Lines with "What": please show every one of them from the listing below.

Start of DATASET RECORDS

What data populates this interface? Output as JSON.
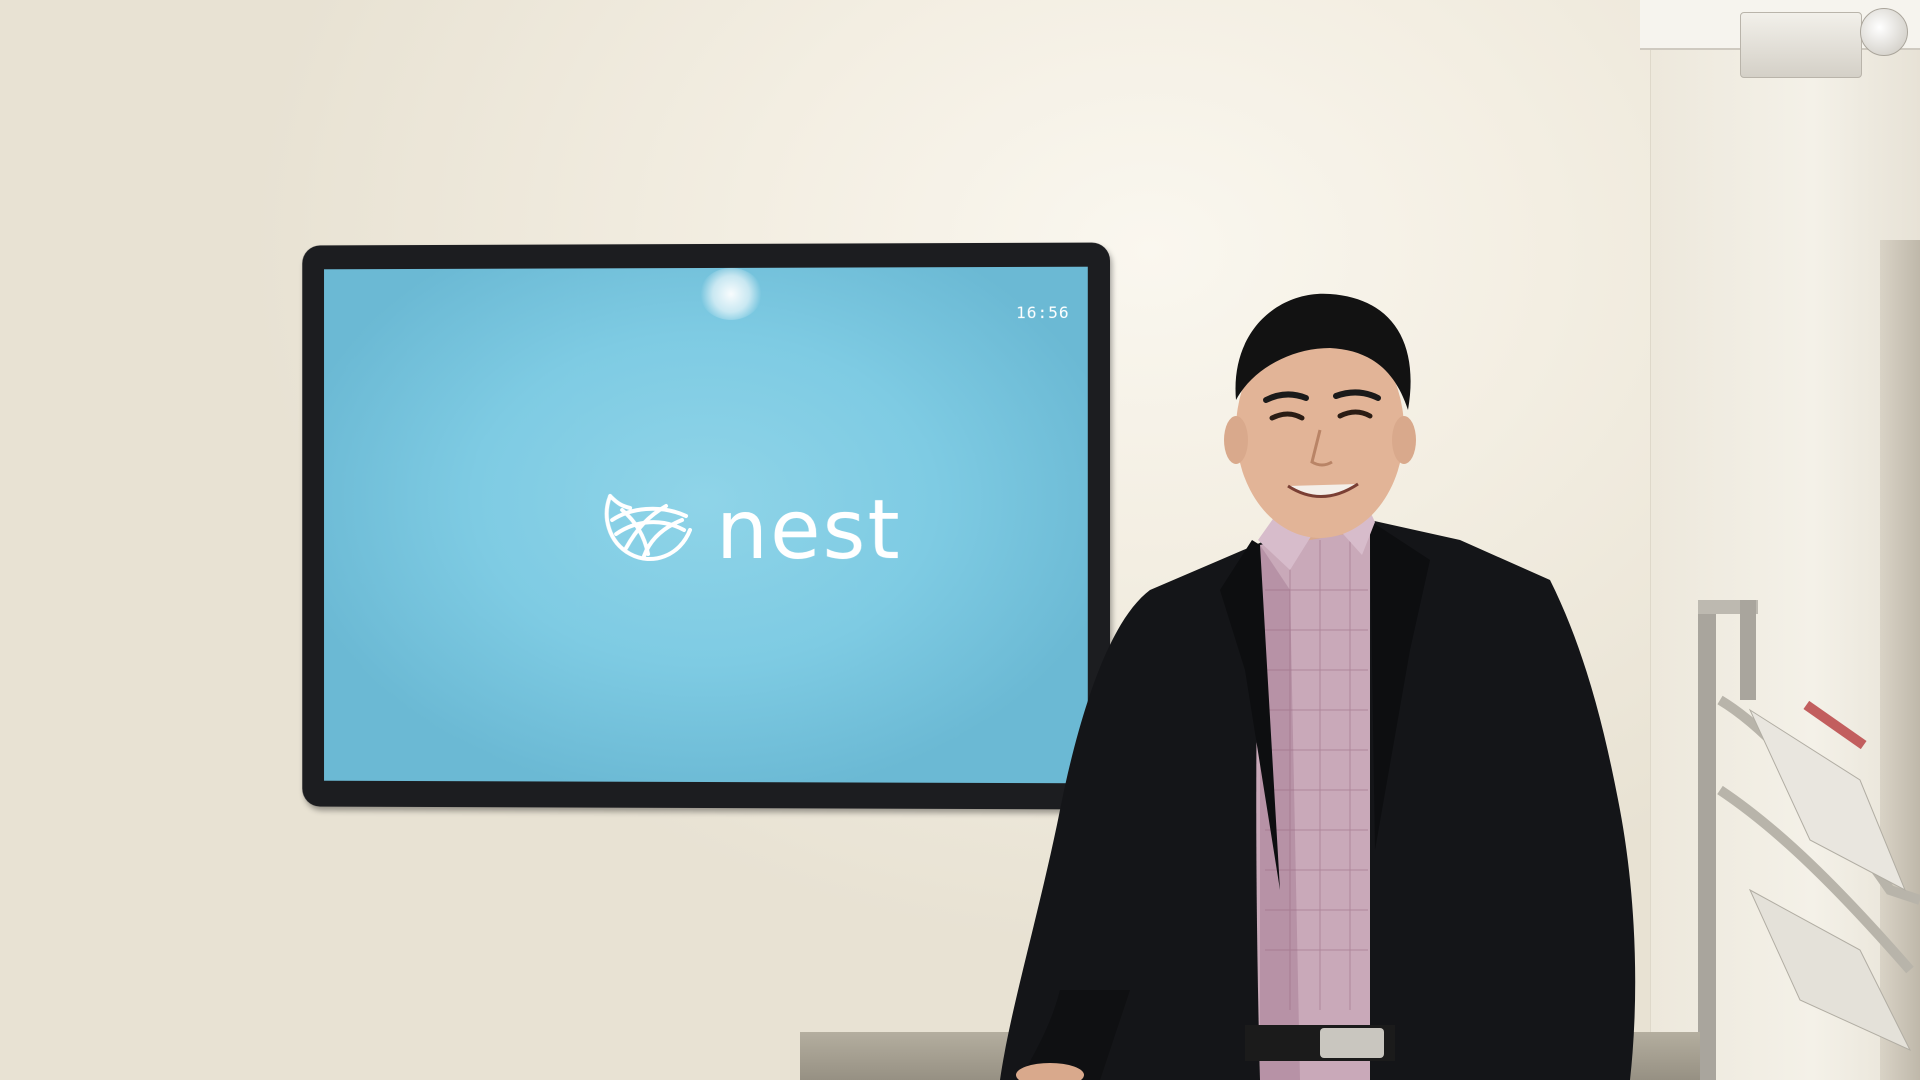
{
  "screen": {
    "clock": "16:56",
    "logo_text": "nest"
  },
  "colors": {
    "screen_blue": "#7ecbe3",
    "wall": "#f3eee2",
    "bezel": "#1c1d20",
    "jacket": "#141518",
    "shirt": "#c9a9b9"
  },
  "icons": {
    "logo": "nest-logo-icon"
  }
}
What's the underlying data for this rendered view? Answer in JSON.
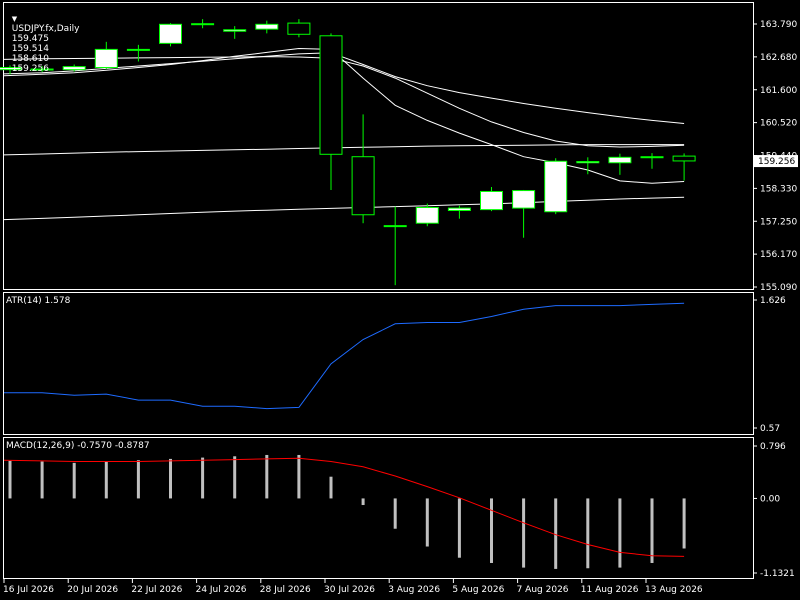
{
  "header": {
    "menu_icon": "triangle-down-icon",
    "symbol": "USDJPY.fx,Daily",
    "open": "159.475",
    "high": "159.514",
    "low": "158.610",
    "close": "159.256"
  },
  "price_axis": {
    "ticks": [
      "163.790",
      "162.680",
      "161.600",
      "160.520",
      "159.440",
      "158.330",
      "157.250",
      "156.170",
      "155.090"
    ],
    "current_price_label": "159.256"
  },
  "atr": {
    "label": "ATR(14) 1.578",
    "axis_ticks": [
      "1.626",
      "0.57"
    ]
  },
  "macd": {
    "label": "MACD(12,26,9) -0.7570 -0.8787",
    "axis_ticks": [
      "0.796",
      "0.00",
      "-1.1321"
    ]
  },
  "date_labels": [
    "16 Jul 2026",
    "20 Jul 2026",
    "22 Jul 2026",
    "24 Jul 2026",
    "28 Jul 2026",
    "30 Jul 2026",
    "3 Aug 2026",
    "5 Aug 2026",
    "7 Aug 2026",
    "11 Aug 2026",
    "13 Aug 2026"
  ],
  "colors": {
    "background": "#000000",
    "grid_border": "#ffffff",
    "bull_candle": "#ffffff",
    "candle_outline": "#00ff00",
    "moving_average": "#ffffff",
    "atr_line": "#1e6bff",
    "macd_histogram": "#c0c0c0",
    "macd_signal": "#ff0000"
  },
  "chart_data": {
    "type": "candlestick",
    "price_range": [
      155.09,
      163.79
    ],
    "candles": [
      {
        "o": 162.28,
        "h": 162.42,
        "l": 162.12,
        "c": 162.35
      },
      {
        "o": 162.28,
        "h": 162.4,
        "l": 162.2,
        "c": 162.3
      },
      {
        "o": 162.28,
        "h": 162.45,
        "l": 162.22,
        "c": 162.38
      },
      {
        "o": 162.35,
        "h": 163.2,
        "l": 162.3,
        "c": 162.95
      },
      {
        "o": 162.95,
        "h": 163.1,
        "l": 162.55,
        "c": 162.95
      },
      {
        "o": 163.15,
        "h": 163.82,
        "l": 163.05,
        "c": 163.78
      },
      {
        "o": 163.78,
        "h": 163.95,
        "l": 163.65,
        "c": 163.8
      },
      {
        "o": 163.55,
        "h": 163.72,
        "l": 163.3,
        "c": 163.6
      },
      {
        "o": 163.62,
        "h": 163.9,
        "l": 163.48,
        "c": 163.78
      },
      {
        "o": 163.82,
        "h": 163.95,
        "l": 163.35,
        "c": 163.45
      },
      {
        "o": 163.4,
        "h": 163.48,
        "l": 158.3,
        "c": 159.48
      },
      {
        "o": 159.4,
        "h": 160.8,
        "l": 157.2,
        "c": 157.48
      },
      {
        "o": 157.1,
        "h": 157.75,
        "l": 155.15,
        "c": 157.12
      },
      {
        "o": 157.2,
        "h": 157.85,
        "l": 157.1,
        "c": 157.72
      },
      {
        "o": 157.62,
        "h": 157.78,
        "l": 157.35,
        "c": 157.7
      },
      {
        "o": 157.65,
        "h": 158.4,
        "l": 157.6,
        "c": 158.25
      },
      {
        "o": 157.7,
        "h": 158.3,
        "l": 156.72,
        "c": 158.28
      },
      {
        "o": 157.58,
        "h": 159.35,
        "l": 157.5,
        "c": 159.25
      },
      {
        "o": 159.2,
        "h": 159.38,
        "l": 158.82,
        "c": 159.24
      },
      {
        "o": 159.2,
        "h": 159.5,
        "l": 158.8,
        "c": 159.38
      },
      {
        "o": 159.38,
        "h": 159.52,
        "l": 159.0,
        "c": 159.4
      },
      {
        "o": 159.42,
        "h": 159.51,
        "l": 158.61,
        "c": 159.26
      }
    ],
    "ma_series": [
      {
        "values": [
          162.08,
          162.13,
          162.18,
          162.26,
          162.35,
          162.45,
          162.58,
          162.72,
          162.85,
          162.98,
          162.95,
          162.0,
          161.1,
          160.6,
          160.18,
          159.8,
          159.4,
          159.2,
          158.96,
          158.6,
          158.52,
          158.58
        ]
      },
      {
        "values": [
          162.14,
          162.18,
          162.24,
          162.32,
          162.4,
          162.48,
          162.56,
          162.64,
          162.72,
          162.8,
          162.84,
          162.45,
          162.05,
          161.75,
          161.52,
          161.34,
          161.16,
          161.0,
          160.86,
          160.72,
          160.6,
          160.5
        ]
      },
      {
        "values": [
          162.62,
          162.64,
          162.65,
          162.66,
          162.67,
          162.68,
          162.69,
          162.7,
          162.71,
          162.7,
          162.66,
          162.4,
          162.0,
          161.5,
          161.0,
          160.55,
          160.2,
          159.92,
          159.76,
          159.72,
          159.74,
          159.78
        ]
      },
      {
        "values": [
          159.46,
          159.49,
          159.52,
          159.55,
          159.57,
          159.59,
          159.61,
          159.63,
          159.65,
          159.67,
          159.69,
          159.71,
          159.73,
          159.75,
          159.76,
          159.77,
          159.78,
          159.79,
          159.8,
          159.8,
          159.8,
          159.8
        ]
      },
      {
        "values": [
          157.32,
          157.36,
          157.4,
          157.44,
          157.48,
          157.52,
          157.56,
          157.6,
          157.63,
          157.66,
          157.69,
          157.72,
          157.75,
          157.78,
          157.81,
          157.84,
          157.88,
          157.92,
          157.96,
          158.0,
          158.03,
          158.06
        ]
      }
    ],
    "atr_range": [
      0.57,
      1.626
    ],
    "atr_values": [
      0.86,
      0.86,
      0.84,
      0.85,
      0.8,
      0.8,
      0.75,
      0.75,
      0.73,
      0.74,
      1.1,
      1.3,
      1.43,
      1.44,
      1.44,
      1.49,
      1.55,
      1.58,
      1.58,
      1.58,
      1.59,
      1.6
    ],
    "macd_range": [
      -1.1321,
      0.796
    ],
    "macd_hist": [
      0.57,
      0.56,
      0.54,
      0.56,
      0.58,
      0.6,
      0.62,
      0.64,
      0.66,
      0.66,
      0.33,
      -0.1,
      -0.46,
      -0.73,
      -0.9,
      -0.98,
      -1.05,
      -1.07,
      -1.06,
      -1.05,
      -0.98,
      -0.76
    ],
    "macd_signal": [
      0.58,
      0.57,
      0.56,
      0.56,
      0.56,
      0.57,
      0.58,
      0.59,
      0.6,
      0.61,
      0.56,
      0.48,
      0.34,
      0.18,
      0.01,
      -0.18,
      -0.37,
      -0.55,
      -0.7,
      -0.82,
      -0.87,
      -0.88
    ]
  }
}
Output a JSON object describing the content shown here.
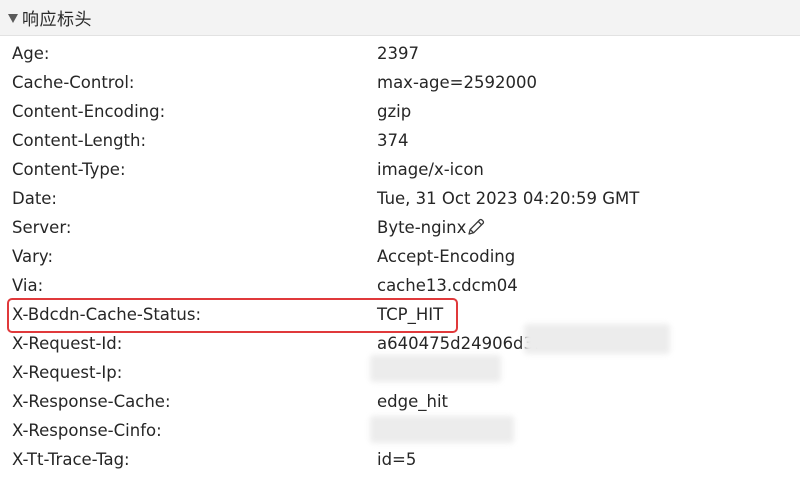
{
  "section": {
    "title": "响应标头"
  },
  "headers": [
    {
      "name": "Age:",
      "value": "2397"
    },
    {
      "name": "Cache-Control:",
      "value": "max-age=2592000"
    },
    {
      "name": "Content-Encoding:",
      "value": "gzip"
    },
    {
      "name": "Content-Length:",
      "value": "374"
    },
    {
      "name": "Content-Type:",
      "value": "image/x-icon"
    },
    {
      "name": "Date:",
      "value": "Tue, 31 Oct 2023 04:20:59 GMT"
    },
    {
      "name": "Server:",
      "value": "Byte-nginx"
    },
    {
      "name": "Vary:",
      "value": "Accept-Encoding"
    },
    {
      "name": "Via:",
      "value": "cache13.cdcm04"
    },
    {
      "name": "X-Bdcdn-Cache-Status:",
      "value": "TCP_HIT"
    },
    {
      "name": "X-Request-Id:",
      "value": "a640475d24906d3f"
    },
    {
      "name": "X-Request-Ip:",
      "value": ""
    },
    {
      "name": "X-Response-Cache:",
      "value": "edge_hit"
    },
    {
      "name": "X-Response-Cinfo:",
      "value": ""
    },
    {
      "name": "X-Tt-Trace-Tag:",
      "value": "id=5"
    }
  ],
  "icons": {
    "section_toggle": "triangle-down-icon",
    "server_edit": "pencil-icon"
  },
  "colors": {
    "highlight_border": "#e0393b",
    "header_bg": "#f3f3f3"
  }
}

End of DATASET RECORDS

**RESULT OF THE TASK**
What data populates this interface? Output as JSON.
What's the underlying data for this rendered view? Answer in JSON.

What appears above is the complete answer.